2943 SMU Boulevard
Dallas, TX 75205
- Prof. Elise Boddie, Rutgers School of Law-Newark
- Prof. Gail Heriot, University of San Diego Law School
- Jeffrey Rosen, President and Chief Executive Officer, National Constitution Center
On March 10, 2016, the D.C. Circuit Court of Appeals heard oral arguments in Rothe Development Corporation v. Department of Defense. Rothe alleges that Congress has failed to bring a statutory racial classification under section 8(a) of the Small Business Act into compliance with subsequent Supreme Court precedent as well as a 2008 decision in which the Federal Circuit Court of Appeals (in litigation also involving Rothe) unanimously struck down a Department of Defense affirmative action program as unconstitutional racial discrimination. The program struck down in Rothe required the DoD, the Coast Guard, the Air Force, and NASA to ensure that five percent of all contract dollars be awarded to individuals or businesses designated as disadvantaged individuals. Our expert argued the case before the D.C. Circuit.
On December 9, 2015, the Supreme Court heard oral argument in Fisher v. University of Texas at Austin. This is the second time the case has come before the high court.
Abigail Fisher, a white female, applied for admission to the University of Texas but was denied. Fisher sued the University and argued that the use of race as a consideration in the admissions process violated the Equal Protection Clause of the Fourteenth Amendment. The district court held that the University’s admissions process was constitutional, and the U.S. Court of Appeals for the Fifth Circuit affirmed. The case went to the Supreme Court (Fisher I), which held that the appellate court erred in how it applied the strict scrutiny standard, improperly deferring to the University’s good faith in its use of racial classifications. On remand the Fifth Circuit again ruled in favor of the University, deeming its use of race in the admissions process narrowly tailored to a legitimate interest in achieving “the rich diversity that contributes to its academic mission.”
The question in this case is whether the Fifth Circuit’s re-endorsement of the University of Texas at Austin’s use of racial preferences in undergraduate admissions decisions can be sustained under this Court’s decisions interpreting the Equal Protection Clause of the Fourteenth Amendment, including Fisher I.
To discuss the case, we have Joshua P. Thompson who is Principal Attorney at Pacific Legal Foundation.
Two years ago, the Supreme Court’s 7-1 ruling in Fisher v. University of Texas required race-conscious college admissions programs to be subject to strict judicial scrutiny, mandating that such programs be narrowly tailored to serve a compelling government interest.

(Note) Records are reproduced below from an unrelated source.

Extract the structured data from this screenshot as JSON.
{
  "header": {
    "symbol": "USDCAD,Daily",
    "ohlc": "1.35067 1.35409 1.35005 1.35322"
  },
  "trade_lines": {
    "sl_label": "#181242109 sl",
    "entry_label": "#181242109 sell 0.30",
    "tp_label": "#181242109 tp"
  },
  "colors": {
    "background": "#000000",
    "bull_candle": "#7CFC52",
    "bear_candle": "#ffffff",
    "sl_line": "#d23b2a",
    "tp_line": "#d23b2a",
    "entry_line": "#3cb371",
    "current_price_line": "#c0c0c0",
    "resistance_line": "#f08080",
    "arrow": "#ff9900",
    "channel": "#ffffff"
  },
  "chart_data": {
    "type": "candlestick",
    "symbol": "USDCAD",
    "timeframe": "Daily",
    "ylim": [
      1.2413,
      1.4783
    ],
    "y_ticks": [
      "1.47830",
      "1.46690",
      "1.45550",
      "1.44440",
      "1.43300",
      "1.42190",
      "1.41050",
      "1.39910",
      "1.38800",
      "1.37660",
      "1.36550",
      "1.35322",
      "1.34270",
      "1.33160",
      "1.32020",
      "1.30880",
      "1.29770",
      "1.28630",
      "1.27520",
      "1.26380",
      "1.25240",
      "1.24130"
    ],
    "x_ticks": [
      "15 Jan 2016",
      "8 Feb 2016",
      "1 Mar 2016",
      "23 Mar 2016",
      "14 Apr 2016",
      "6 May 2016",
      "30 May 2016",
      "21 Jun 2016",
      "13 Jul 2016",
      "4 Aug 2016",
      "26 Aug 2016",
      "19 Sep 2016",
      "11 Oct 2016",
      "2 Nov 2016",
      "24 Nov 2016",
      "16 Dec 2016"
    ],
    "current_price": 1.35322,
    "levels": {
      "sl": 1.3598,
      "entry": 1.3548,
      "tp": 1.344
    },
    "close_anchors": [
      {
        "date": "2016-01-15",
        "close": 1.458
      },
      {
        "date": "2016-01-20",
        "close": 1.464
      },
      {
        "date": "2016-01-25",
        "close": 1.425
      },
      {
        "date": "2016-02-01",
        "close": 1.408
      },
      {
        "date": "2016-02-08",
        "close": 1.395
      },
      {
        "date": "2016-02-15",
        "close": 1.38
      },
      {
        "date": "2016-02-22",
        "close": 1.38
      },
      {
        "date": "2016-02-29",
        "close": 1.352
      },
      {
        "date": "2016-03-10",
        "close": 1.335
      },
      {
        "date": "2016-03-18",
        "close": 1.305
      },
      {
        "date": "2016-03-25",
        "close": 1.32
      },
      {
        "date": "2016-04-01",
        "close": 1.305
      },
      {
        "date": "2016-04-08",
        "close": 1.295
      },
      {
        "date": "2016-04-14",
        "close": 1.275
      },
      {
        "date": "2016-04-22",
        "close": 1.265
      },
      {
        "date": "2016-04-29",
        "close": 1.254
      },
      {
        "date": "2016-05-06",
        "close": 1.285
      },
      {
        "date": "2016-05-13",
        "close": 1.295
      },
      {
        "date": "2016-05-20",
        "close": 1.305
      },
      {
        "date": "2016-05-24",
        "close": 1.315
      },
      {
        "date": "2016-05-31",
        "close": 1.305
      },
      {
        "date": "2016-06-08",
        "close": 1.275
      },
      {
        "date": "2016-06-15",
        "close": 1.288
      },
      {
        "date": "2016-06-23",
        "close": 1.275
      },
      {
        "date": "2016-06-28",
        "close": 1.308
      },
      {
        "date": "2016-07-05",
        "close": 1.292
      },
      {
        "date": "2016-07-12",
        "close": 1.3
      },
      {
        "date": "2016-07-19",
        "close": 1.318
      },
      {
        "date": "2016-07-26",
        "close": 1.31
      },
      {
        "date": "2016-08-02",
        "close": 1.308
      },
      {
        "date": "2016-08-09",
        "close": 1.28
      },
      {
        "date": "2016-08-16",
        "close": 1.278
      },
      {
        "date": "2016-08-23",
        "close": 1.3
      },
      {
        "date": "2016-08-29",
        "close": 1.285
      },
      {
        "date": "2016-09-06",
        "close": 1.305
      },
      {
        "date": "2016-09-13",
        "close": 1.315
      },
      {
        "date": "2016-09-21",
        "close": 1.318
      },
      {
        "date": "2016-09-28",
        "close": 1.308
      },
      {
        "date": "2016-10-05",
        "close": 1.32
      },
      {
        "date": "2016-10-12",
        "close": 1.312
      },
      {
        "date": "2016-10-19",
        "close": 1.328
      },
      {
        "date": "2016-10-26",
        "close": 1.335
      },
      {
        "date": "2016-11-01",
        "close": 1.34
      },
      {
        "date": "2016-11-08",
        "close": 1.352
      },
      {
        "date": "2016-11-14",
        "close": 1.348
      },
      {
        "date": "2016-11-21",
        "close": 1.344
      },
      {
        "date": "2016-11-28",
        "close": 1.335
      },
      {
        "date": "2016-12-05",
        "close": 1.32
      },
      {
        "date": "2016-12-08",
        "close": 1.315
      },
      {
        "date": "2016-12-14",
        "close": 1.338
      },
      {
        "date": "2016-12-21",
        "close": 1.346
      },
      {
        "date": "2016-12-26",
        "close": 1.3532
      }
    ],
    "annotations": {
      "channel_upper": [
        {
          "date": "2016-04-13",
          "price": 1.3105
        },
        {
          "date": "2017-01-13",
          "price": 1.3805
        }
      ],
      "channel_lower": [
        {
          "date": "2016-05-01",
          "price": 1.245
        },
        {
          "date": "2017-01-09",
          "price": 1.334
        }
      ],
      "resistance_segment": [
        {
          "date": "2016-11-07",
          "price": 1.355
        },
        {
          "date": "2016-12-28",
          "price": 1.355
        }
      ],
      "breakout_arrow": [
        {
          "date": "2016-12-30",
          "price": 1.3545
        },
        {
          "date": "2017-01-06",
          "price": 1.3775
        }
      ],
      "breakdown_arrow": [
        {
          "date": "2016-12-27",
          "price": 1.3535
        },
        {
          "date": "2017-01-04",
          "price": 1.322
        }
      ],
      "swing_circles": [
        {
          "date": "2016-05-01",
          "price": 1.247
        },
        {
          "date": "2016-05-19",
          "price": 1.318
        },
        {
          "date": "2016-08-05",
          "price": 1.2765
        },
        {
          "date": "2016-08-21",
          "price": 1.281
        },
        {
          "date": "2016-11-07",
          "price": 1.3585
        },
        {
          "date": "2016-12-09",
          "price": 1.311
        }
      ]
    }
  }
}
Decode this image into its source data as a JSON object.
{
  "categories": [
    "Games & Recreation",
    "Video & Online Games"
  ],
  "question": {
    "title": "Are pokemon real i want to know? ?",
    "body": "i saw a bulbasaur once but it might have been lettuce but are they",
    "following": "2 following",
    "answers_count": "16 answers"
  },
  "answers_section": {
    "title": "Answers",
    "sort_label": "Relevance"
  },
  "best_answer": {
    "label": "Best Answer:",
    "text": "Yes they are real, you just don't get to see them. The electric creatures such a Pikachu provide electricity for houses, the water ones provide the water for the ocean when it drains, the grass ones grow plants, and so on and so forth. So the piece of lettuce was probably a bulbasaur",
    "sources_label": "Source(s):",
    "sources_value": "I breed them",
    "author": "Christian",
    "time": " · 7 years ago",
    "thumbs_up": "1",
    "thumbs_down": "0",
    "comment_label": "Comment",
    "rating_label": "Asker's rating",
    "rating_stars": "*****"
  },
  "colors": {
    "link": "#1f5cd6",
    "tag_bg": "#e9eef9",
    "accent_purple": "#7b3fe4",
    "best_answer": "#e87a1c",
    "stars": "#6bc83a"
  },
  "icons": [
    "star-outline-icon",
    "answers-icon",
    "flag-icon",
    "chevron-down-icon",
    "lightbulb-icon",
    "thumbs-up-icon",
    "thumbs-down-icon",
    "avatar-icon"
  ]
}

On remand, the Fifth Circuit upheld the University of Texas’ admission policy as meeting that standard, but the case will once again be considered by the Supreme Court, and was argued on December 9. What are the issues now under consideration, and what are the arguments of each party? Why has the case returned to the Court a second time?
Gail Heriot, Professor of Law at the University of San Diego school of law, discusses Fisher v. University of Texas at Austin in which the Fifth Circuit re-endorsed the use of racial preferences in undergraduate admissions decisions. Fisher alleges that the use of such preferences violates the Equal Protection Clause of the Fourteenth Amendment. The University of Texas denies violating the Constitution.